CCIA Equates British Proposal To Bad Movie Plot, A Plot Against Democracy

BY CCIA Staff
August 28, 2009

A British proposal to cut Internet access to alleged copyright infringers is under criticism from civil rights and other groups. This week Britain’s Department for Business Innovation and Skills announced a proposal for legislation that would force Internet Service Providers to slow or suspend the accounts of customers suspected of illegally downloading copyrighted music or videos.

The Internet Services Providers’ Association in Britain called the proposal too heavy-handed in proportion to the alleged violation. Today the Computer & Communications Industry Association added its concerns about turning ISPs into copyright police.

The following statement can be attributed to CCIA President & CEO Ed Black:

“The concept of ISPs as copyright police issuing a punishment without a conviction sounds like the plot of a new suspense thriller – not a policy that should actually be considered by countries with a history of democracy like Great Britain or the United States.

“Regardless of whether the technological tools that would make it possible for ISPs to become copyright police are effective, they are the same tools that would allow China, Burma or other governments to censor and spy on their citizens.

“We understand why the RIAA may want to attempt such arrangements with ISPs after the backlash that resulted from going after students and others in court and winning six and seven-figure fines. But we would encourage the British Parliament and our own Congress to look further down the pathways this creates — not just in cyberspace — but in a democracy. They should weigh the cost of this heavy-handed enforcement and adopt policies that are more consistent with our history of civil rights and liberties.”

 

Related Articles

CCIA, 31 Other Organizations, Scholars Ask Congress To Oppose Controversial Copyright Proposal, Tech Mandates

Mar 29, 2022
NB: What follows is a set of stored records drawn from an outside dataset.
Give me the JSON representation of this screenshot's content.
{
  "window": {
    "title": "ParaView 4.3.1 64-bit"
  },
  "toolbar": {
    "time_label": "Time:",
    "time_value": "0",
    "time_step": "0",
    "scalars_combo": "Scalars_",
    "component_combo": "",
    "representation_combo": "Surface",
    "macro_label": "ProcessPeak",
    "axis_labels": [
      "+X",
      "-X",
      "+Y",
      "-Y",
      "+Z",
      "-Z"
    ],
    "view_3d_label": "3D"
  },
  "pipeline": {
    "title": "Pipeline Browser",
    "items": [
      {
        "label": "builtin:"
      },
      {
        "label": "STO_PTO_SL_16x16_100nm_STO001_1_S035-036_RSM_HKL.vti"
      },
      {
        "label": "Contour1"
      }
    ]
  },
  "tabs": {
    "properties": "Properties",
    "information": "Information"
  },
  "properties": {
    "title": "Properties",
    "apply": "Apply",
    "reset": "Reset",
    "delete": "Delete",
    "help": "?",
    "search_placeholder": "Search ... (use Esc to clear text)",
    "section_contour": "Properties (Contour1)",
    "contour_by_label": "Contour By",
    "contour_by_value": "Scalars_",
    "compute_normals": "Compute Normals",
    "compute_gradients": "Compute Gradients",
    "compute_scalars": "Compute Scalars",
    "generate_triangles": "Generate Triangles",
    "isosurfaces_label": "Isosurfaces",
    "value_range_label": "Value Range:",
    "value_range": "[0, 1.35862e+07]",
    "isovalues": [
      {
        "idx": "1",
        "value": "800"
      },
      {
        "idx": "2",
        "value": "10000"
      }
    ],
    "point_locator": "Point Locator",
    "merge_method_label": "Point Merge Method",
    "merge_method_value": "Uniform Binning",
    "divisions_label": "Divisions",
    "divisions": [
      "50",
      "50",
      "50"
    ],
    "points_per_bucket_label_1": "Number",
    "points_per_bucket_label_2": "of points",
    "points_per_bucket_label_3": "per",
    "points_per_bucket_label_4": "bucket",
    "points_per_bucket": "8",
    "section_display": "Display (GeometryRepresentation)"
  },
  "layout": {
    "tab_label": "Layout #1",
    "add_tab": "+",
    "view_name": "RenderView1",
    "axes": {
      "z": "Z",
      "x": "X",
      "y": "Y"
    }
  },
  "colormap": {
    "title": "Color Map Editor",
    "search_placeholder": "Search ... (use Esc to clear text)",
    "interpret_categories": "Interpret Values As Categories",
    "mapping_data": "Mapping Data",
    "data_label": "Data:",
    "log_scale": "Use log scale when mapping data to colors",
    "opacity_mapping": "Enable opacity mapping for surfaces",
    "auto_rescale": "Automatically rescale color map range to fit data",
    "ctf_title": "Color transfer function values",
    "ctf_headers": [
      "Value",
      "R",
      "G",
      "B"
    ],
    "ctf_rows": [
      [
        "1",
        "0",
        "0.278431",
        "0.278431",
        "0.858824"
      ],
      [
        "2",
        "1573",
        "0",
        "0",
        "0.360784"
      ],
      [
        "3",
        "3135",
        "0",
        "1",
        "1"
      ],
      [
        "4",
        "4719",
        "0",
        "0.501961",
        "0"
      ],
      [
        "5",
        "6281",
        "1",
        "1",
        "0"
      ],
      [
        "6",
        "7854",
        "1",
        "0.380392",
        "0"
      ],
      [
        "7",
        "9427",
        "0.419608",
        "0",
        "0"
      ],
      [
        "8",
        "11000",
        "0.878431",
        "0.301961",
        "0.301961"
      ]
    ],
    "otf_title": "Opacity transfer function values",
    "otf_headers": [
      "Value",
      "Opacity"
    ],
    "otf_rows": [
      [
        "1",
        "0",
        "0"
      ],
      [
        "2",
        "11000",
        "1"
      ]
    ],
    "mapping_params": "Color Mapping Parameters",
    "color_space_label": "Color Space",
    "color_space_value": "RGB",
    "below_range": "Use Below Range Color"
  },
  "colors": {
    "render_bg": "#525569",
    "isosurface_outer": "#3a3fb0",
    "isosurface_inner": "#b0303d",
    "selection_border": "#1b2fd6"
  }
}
Washington – The Computer & Communications Industry Association, along with 31 other civil society groups, academics, associations, and companies sent a letter expressing their concerns about legislation that would put the government in charge of creating technical standards and undermine the balance in current law that protects both copyright and innovation, known as the Digital…